The number of Syrian refugees who have arrived in the U.S. nearly doubled in June as the Obama administration aims to make good on its pledge to resettle at least 10,000 by the end of the fiscal year.
In all, 5,186 Syrian refugees have arrived in the U.S. since Oct. 1, following President Obama’s directive to step up resettlement efforts—and 2,381 of them arrived in June, according to records updated by the Refugee Processing Center, operated by the State Department.
They’ve been resettled across 38 states; Michigan has taken in the largest group of Syrian refugees, 570 so far, followed by California, which has taken in 500. But a dozen states have taken in no Syrian refugees, and more than a dozen have taken in fewer than 50.
To meet its goal, the U.S. must accept 4,814 more over the next three months. This fiscal year’s total already well exceeds the 1,682 Syrian refugees taken in during the previous year, but pales in comparison to the 4.8 million Syrians who have fled the war, now in its sixth year.
Millions remain in the neighboring countries of Lebanon, Turkey and Jordan; the flow of people leaving Syria also contributed to refugee crisis in Europe, which ended its calendar year having taken in some 1 million migrants and refugees.
The screening process by which the U.S. admits refugees is complex, and even more so for Syrians, spanning on average 18 to 24 months. TIME broke down this process in a Q&A with Jana Mason, a senior adviser to the U.N. High Commissioner for Refugees, which refers Syrian refugees to the U.S. for resettlement.

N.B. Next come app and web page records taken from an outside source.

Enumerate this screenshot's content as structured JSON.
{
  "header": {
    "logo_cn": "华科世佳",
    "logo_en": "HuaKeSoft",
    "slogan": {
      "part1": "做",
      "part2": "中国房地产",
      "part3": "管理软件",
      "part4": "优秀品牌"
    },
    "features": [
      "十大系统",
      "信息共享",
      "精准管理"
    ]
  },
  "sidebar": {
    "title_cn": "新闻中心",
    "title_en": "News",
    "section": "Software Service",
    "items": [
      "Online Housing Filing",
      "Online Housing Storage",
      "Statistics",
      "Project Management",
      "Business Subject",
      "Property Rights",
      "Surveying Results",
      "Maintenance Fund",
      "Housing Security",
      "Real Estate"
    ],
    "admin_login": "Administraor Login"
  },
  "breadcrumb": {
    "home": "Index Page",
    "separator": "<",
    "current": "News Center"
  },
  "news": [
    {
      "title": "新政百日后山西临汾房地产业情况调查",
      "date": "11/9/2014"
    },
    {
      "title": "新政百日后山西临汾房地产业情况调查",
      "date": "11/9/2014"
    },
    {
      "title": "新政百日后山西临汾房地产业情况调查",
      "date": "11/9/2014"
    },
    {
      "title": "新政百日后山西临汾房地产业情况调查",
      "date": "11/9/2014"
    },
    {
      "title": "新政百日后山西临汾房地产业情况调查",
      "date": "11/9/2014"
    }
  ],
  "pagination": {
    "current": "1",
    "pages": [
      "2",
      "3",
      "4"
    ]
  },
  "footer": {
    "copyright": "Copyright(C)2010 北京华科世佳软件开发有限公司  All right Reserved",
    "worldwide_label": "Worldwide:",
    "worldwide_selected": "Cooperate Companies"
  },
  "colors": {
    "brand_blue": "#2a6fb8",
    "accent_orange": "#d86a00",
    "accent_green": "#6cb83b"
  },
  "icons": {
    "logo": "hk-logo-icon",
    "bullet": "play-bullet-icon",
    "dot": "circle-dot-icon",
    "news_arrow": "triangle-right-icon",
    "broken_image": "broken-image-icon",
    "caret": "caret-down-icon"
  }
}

Even if the administration hits its target, the 10,000 figure is overshadowed by Canada, which government records show has welcomed more than 28,000 Syrian refugees since early November.